How is RSV spread?
Through droplets containing the virus.
So it can spread through inhaling droplets from an infected person talking, coughing or sneezing.
It can also be spread by touching surfaces contaminated with droplets and then touching your nose, mouth or eyes.
Are there figures for RSV cases?
RSV became a reportable virus to the National Notifiable Disease Surveillance System (NNDSS) in July 2021 — which means they're keeping track of the numbers.
The Communicable Disease Network Australia puts out a report on case numbers fortnightly.
But not all states and territories were routinely reporting cases until September, so comparing this year's national case numbers to last year's doesn't really tell us much.
What are the RSV case numbers?
In the most recent fortnightly data release, 6,356 infections were reported across the country.
That's a slight increase from the previous fortnight, when 6,292 cases were reported.
The database also shows that most cases were in children aged four or younger: that's 19,641 cases for 2023 to May 12, out of 32,259 total cases — almost two-thirds.
The federal Department of Health and Aged Care says RSV's epidemiology is similar to other respiratory viruses, so it's common for cases to peak in the winter months.
It says RSV infection numbers are similar to flu cases for this year.
"If we compare the three conditions for the previous fortnight, we can see that RSV and influenza notifications to NNDSS were very similar, with COVID-19 having roughly 10 times the notifications over the same period," a spokesperson said.
"The department is closely monitoring all three conditions as we move towards the winter months."
It's important to remember that these numbers only represent the cases that have been reported, so the true figures could be different — especially given that RSV illness is mild in most cases.
Queensland Health said there had been an early increase in RSV and flu infections this year compared to last year.
"This is in line with the flu season in the northern hemisphere, which also saw an increase in both flu and RSV cases ahead of their own flu season," a spokesperson said.
How long is RSV contagious?
For about three to eight days after symptoms begin, generally speaking.
But NSW Health says this period could be longer in someone with a weakened immune system.
How long after exposure will symptoms appear?
Usually between three and 10 days after contact with RSV.
How do I protect myself from RSV?
It's the same drill as for the flu and COVID-19, so think regular handwashing and sanitiser.
Cough or sneeze into your elbow and, if you've got symptoms, the federal health department says to wear a mask in crowded places and high-risk settings like aged care homes and hospitals.

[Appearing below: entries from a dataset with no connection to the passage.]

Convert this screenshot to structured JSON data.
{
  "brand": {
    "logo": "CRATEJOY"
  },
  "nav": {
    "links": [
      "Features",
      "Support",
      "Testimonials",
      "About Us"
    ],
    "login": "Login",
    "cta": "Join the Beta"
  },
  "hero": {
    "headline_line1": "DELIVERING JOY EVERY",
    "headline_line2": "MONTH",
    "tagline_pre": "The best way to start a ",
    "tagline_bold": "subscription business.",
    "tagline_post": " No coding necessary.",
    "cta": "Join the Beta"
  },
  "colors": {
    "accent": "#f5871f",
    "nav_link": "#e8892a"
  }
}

Symptomatic people should avoid contact with infants, older people and immunocompromised people.
Is there a vaccine for RSV?
There are some in the works.
Earlier this month, the US approved the use of a vaccine called Arexvy for RSV for people aged 60 and over.
That's the first RSV vaccine approved for use in the US.
Does Australia have an RSV vaccine?
Arexvy's manufacturers, GlaxoSmithKline Australia, submitted an application with Australia's Therapeutic Goods Administration in January.
The legislated time frame for the TGA to complete an evaluation is 255 days.
"However, applications are generally completed before this time, noting time frames for evaluation of individual applications depend on when all data is provided by the sponsor," a Department of Health and Aged Care spokesperson said.
"Approval for use in specific demographics (including use in pregnancy) will ultimately depend on the data presented by the sponsor to the TGA.
"This data needs to meet the TGA's high standards for safety, quality and efficacy."
Meanwhile, in March, the TGA granted a priority determination for its mRNA vaccine for the prevention of RSV-associated lower respiratory tract disease in adults 60 years and older.
A priority determination speeds up the evaluation, cutting the target time frame down to 150 working days.
"This determination is the first step in the priority review process and does not guarantee an application has or will be made by the sponsor, or that an application will be approved."